Introducing the KAATSU Cycle 2.0. KAATSU is the ultimate bio-hack for health, rehabilitation, and recovery. Train bilaterally and untethered from the unit. Tone muscle without weights, lessening the risk of injury to joints and muscles. Improve speed, stamina, and strength. Exercise, recover, and rehabilitate anytime, anywhere. Increase range of motion and promote improved circulation. Accelerate training when time is of the essence. These are just a few of the benefits of the new KAATSU Cycle 2.0. Invented in 1966 by Dr. Yoshiaki Sato of Tokyo, Japan, and protected by 47 patents. KAATSU, next-generation equipment and protocols have a unique and unprecedented safety track record with over 20 million individual KAATSU sessions in 48 countries around the globe. Backed by over 50 years of expertise, KAATSU Global is excited to introduce the latest advancement in health and wellness, the KAATSU Cycle 2.0. Fitting in the palm of your hand or in your pocket, the KAATSU Cycle 2.0 is the most advanced, most portable, easiest to use compression device in the world in combination with a precise algorithm controlled limb pressure KAATSU’s narrow elastic bands yield to muscle contractions, providing safe and effective exercise and rehabilitation for users of all ages and from all walks of life, from Olympic champions to disabled individuals. KAATSU users have a full range of motion, providing complete control and the opportunity for a wide variety of movements and training. From elite athletes and soldiers to aging baby boomers and busy executives, KAATSU Cycle 2.0 is the next generation training and rehabilitation device used around the world. KAATSU is used by the United States Department of Defense, as well as the United States Department of Veterans Affairs. KAATSU, profoundly simple and simply profound. Statements made in this podcast have not been evaluated by the Food and Drug Administration. This product is not intended to diagnose, treat, cure, or prevent any disease.

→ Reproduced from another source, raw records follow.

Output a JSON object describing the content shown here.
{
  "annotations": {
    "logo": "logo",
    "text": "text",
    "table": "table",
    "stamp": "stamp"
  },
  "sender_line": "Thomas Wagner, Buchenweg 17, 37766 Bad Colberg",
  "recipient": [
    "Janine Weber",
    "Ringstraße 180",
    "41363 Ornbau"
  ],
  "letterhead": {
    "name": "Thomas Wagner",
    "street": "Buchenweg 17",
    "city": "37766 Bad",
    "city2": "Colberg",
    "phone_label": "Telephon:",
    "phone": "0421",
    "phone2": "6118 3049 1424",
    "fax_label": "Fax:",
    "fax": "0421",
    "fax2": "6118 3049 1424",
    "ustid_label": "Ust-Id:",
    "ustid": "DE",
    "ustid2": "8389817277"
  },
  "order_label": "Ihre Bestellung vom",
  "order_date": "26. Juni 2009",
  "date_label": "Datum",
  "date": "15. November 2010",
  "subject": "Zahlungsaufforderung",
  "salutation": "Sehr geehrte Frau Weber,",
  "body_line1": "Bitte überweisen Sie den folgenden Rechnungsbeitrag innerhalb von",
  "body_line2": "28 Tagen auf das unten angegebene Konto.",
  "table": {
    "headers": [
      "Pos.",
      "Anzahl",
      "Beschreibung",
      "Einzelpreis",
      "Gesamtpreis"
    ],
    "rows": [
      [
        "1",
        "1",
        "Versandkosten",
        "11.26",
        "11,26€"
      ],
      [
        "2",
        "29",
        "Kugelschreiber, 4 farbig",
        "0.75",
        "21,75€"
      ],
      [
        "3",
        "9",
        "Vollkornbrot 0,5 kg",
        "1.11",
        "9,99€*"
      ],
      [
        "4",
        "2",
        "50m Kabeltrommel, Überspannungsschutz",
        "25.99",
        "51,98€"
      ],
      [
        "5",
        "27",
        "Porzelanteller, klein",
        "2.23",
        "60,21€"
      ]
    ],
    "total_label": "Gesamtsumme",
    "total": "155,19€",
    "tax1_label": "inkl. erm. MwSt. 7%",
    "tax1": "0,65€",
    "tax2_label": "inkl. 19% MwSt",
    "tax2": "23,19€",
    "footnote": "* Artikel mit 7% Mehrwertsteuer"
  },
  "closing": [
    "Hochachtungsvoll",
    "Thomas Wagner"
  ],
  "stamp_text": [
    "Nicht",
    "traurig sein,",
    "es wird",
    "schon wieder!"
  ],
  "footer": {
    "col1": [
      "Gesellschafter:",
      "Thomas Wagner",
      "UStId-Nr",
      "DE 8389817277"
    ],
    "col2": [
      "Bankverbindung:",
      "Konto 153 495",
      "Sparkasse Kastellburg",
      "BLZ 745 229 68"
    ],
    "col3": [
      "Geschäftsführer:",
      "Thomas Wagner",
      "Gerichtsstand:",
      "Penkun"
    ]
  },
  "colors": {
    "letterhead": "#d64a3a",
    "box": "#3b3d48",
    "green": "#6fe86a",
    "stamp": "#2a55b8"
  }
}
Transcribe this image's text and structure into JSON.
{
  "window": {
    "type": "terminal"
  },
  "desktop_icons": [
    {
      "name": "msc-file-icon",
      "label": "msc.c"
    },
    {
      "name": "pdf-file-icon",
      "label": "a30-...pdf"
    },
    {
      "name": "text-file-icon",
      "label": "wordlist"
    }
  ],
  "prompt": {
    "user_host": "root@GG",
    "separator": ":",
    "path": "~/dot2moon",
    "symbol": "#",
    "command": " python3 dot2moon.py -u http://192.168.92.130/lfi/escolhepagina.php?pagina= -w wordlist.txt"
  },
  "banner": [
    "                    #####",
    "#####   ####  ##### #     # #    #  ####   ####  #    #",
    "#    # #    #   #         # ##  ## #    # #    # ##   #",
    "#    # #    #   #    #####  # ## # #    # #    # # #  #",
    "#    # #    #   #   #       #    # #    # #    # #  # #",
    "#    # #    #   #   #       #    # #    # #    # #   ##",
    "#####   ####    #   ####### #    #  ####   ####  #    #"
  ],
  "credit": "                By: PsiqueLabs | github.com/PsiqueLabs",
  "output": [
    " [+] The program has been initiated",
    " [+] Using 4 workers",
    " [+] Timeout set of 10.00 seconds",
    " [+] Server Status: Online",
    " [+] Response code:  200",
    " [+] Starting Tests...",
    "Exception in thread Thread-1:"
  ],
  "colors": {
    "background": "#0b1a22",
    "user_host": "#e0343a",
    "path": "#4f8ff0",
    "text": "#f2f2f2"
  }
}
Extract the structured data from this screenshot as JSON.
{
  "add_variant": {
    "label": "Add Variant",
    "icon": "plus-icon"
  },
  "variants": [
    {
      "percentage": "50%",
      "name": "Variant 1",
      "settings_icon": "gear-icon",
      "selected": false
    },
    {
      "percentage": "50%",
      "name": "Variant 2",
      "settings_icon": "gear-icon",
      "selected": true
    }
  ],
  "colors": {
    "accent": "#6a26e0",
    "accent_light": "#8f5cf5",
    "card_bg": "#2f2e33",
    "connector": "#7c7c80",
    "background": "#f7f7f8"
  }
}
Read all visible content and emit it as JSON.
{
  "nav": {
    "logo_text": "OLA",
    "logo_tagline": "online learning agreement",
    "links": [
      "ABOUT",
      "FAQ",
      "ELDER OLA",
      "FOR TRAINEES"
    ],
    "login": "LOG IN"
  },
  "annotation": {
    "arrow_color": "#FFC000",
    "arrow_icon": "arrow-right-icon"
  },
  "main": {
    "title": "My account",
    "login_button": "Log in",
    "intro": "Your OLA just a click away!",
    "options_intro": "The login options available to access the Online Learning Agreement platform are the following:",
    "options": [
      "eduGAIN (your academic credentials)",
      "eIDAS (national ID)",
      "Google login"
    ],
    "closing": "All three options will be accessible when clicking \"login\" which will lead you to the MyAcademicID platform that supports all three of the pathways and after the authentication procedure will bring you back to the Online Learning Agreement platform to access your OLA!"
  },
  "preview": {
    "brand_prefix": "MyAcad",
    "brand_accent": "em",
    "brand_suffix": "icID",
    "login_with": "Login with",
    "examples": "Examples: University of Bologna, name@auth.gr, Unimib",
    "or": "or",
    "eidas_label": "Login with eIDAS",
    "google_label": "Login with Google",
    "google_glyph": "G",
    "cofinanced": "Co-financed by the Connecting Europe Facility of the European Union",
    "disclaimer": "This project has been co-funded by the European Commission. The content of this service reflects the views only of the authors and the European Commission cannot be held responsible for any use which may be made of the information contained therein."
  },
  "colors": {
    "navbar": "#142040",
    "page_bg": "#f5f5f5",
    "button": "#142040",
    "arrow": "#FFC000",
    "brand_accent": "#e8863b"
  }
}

For more information about KAATSU and KAATSU products, visit kaatsuglobal.com. That’s K-A-A-T-S-U-Global.com.KAATSU